There was an atmosphere of gloom in the Chamber. The weather outside was grim and autumnal and little light filtered down through the glass-covered ceiling. The lamps were lit that illuminated the galleries on the first floor and the seats reserved for the press, and these too added to the lack-lustre effect for, although here and there faint reflection could be caught from all the panels of imitation marble and the gilding on the capitals, there were great areas of shadow which made the vast hall seem even darker than it was. Even the painted plaster statues could hardly be seen. Only the Speaker’s silvery hair shone on the platform.
Out of bored good manners the members remained seated in their places; but everyone was preoccupied with their own thoughts and they hardly heard the Speaker’s rolling phrases. In many parts of the Chamber five or six heads were bent towards each other as little groups discussed in whispers the new turn of events revealed by the Fremdenblatt and the menace that lurked between the lines of the article. Only Minister-President Wekerle leaned back calmly in his chair, his handsome face, which was so reminiscent of that of an ancient Roman emperor, turned attentively in the direction of the Speaker. As the architect of the Budget which was everywhere acclaimed he was, no doubt, contemplating the triumph of its acceptance; but his manner was that of a man who has weathered many a storm and whose nerves were firmly under control.
How the world has changed, thought Balint Abady who, as an independent, sat high up in the seats opposite the Speaker. What storms would have raged here a year and a half ago! How every- one would have jumped about shouting impromptu phrases, raging against the accursed influence of Vienna and the sinister ‘Camarilla’ that ruled the Court. Then even the Speaker would have made some reference to the ‘illegal interference by a foreign newspaper!’ Perhaps they saw things more clearly now that they knew more of what is really going on . . . perhaps at last they were beginning to learn.
With these thoughts in his head he listened to what the Speaker was saying.
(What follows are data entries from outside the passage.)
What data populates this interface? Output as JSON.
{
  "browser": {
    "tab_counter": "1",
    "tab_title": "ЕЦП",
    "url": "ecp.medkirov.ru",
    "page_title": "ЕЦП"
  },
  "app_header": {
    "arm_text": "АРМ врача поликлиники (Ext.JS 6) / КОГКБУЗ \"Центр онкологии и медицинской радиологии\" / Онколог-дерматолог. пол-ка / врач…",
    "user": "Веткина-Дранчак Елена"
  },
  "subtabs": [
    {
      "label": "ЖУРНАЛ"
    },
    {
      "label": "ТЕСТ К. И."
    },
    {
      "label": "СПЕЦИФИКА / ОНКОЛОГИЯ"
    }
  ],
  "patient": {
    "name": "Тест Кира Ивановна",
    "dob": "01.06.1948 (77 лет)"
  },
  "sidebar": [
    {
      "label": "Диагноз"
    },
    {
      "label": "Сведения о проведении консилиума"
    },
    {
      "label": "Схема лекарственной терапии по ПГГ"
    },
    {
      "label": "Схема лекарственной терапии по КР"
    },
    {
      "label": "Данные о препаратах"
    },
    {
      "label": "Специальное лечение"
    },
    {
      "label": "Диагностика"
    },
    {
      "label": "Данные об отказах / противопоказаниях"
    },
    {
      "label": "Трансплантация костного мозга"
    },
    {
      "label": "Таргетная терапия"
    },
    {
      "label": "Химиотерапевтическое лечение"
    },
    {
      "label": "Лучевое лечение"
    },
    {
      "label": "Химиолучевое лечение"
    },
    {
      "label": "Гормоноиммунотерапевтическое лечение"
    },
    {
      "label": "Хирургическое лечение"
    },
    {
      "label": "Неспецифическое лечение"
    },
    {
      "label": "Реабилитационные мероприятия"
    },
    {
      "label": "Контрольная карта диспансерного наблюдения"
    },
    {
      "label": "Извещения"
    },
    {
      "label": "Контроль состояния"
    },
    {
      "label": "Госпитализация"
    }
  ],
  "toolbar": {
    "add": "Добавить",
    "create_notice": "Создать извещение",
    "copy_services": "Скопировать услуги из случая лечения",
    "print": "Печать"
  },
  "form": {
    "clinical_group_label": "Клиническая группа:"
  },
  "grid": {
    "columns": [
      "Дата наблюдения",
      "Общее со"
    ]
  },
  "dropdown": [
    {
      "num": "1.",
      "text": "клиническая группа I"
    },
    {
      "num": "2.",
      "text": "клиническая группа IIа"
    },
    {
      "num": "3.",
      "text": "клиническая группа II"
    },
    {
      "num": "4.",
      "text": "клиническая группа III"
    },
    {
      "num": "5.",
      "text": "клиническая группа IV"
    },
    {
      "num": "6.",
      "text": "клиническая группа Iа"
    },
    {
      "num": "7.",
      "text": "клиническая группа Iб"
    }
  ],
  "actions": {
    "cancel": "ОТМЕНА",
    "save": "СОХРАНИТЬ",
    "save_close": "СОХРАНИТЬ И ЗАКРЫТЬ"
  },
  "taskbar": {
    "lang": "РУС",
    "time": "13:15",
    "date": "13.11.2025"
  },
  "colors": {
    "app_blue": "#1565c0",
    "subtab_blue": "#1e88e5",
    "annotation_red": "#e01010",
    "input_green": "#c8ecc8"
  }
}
As the speech was coming to an end someone from the seats of the 1848 Party came over and sat beside him. It was Dr Zsigmond Boros, the lawyer who was Member for Marosvasarhely. Dr Boros’s political career had started well. After his election in 1904 he had become one of the chief spokesmen for the extreme left and when the Coalition government was formed he had been appointed an Under-Secretary of State under Kossuth. After two months of office, however, he had suddenly resigned without giving any reason. Gossip had it that his legal practice was involved in some shady dealings, though no one knew anything specific about the matter. Nevertheless, he found himself cold-shouldered by many of his fellow members for, in those days, while any amount of political chicanery would be tolerated, people were puritanically strict about personal honesty. Boros had only occasionally been seen in the House since his resignation from office and it had been assumed that he had been busy putting his affairs in order. Two days before the present session he had reappeared. Abady had noticed that since his return he had held little conferences with one group or another, obviously explaining something and then moving on to talk to other people. Now he had come to Abady and sat down next to him. He must have some special reason, thought Balint.
Excerpted from The Transylvanian Trilogy, Volumes II & III by Miklos Banffy. Copyright © 2013 by Miklos Banffy. Excerpted by permission of Everyman's Library, a division of Random House LLC. All rights reserved. No part of this excerpt may be reproduced or reprinted without permission in writing from the publisher.